Just over a week ago, the Zinave National Park team became aware of several large fires approaching the sanctuary. Immediately, they sprang into action!
Adding fuel to wildfires
After a long, dry winter for many areas in southern Africa, including Zinave National Park in Mozambique, the grasslands are dry, and the moisture in the ground is at an all-time low. This is the perfect recipe for a wildfire to run rampant, with the landscape resembling a tinderbox before the summer rains arrive.
Although it has not been determined how these wildfires were started, something like the smallest spark, lightning or even the sun’s blaze alone can set off an inferno, spreading rapidly through the dry vegetation.
A team to be reckoned with

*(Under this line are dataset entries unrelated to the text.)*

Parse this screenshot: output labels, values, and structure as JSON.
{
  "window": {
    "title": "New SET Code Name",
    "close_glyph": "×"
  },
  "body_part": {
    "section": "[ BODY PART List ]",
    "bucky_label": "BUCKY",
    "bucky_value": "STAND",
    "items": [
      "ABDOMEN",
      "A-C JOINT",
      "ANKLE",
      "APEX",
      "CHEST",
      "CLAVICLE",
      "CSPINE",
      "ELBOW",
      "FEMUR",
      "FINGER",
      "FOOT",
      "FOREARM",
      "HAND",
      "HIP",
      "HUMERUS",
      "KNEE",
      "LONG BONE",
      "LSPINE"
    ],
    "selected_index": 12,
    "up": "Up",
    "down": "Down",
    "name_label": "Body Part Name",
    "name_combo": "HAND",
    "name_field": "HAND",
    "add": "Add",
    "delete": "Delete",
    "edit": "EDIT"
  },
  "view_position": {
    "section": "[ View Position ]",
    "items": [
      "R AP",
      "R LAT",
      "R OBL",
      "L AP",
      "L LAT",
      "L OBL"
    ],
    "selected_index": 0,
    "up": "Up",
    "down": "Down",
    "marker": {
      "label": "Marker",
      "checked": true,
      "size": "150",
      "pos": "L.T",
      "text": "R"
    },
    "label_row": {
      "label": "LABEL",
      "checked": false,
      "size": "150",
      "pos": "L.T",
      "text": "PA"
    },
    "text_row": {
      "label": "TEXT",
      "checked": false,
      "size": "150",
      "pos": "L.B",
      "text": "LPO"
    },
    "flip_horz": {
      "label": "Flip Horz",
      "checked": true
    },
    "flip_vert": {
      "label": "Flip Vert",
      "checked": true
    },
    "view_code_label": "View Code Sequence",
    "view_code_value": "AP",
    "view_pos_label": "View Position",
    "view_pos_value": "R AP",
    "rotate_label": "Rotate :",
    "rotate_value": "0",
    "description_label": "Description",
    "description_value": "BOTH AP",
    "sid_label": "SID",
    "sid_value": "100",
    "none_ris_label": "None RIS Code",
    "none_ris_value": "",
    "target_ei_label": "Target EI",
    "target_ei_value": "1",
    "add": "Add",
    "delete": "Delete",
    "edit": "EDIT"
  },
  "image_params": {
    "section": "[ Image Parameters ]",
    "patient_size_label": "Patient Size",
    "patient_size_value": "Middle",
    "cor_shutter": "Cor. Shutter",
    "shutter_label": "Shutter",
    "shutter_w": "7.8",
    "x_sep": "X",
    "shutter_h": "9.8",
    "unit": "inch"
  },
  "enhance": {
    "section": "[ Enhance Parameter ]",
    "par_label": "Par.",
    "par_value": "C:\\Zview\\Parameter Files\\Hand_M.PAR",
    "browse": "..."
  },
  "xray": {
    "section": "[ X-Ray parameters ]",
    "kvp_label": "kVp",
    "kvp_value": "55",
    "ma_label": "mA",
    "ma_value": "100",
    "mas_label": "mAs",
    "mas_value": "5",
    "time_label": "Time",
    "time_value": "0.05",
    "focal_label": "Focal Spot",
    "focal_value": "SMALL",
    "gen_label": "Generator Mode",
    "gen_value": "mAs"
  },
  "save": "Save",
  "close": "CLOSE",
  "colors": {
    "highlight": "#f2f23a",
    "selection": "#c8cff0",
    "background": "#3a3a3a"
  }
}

As soon as the team were alerted to the danger at hand, the park’s staff immediately assessed the situation and decided where the biggest threats were and where the best place would be to make a stand. Once this was determined, they started backburning at the first line for the biggest approaching fire and got to work extinguishing any of the smaller ones as quickly as they could.
The fires burned over a front of about 5 kilometres with strong winds behind it. Luckily, they were successfully stopped at the first line, saving the park’s richly biodiverse sanctuary ecosystem and the more than 5 000 animals that call it home.
It’s not all bad
Although wildfires can decimate an area in a matter of minutes, they also play an important role in maintaining a balanced ecological system. Fires like this help the immediate areas around them as they increase soil quality and allow new vegetation to grow.
In fact, it is not uncommon for protected areas across the world to engage in controlled burns every few years, which helps to stimulate new grass growth. This process often only burns the top layer of dead material, keeping the root systems and their food reserves intact. You can read more about this here.
Peace Parks Foundation is so proud of Zinave’s dedicated team, who worked tirelessly throughout the night, putting themselves at risk to ensure that Zinave’s future remains intact.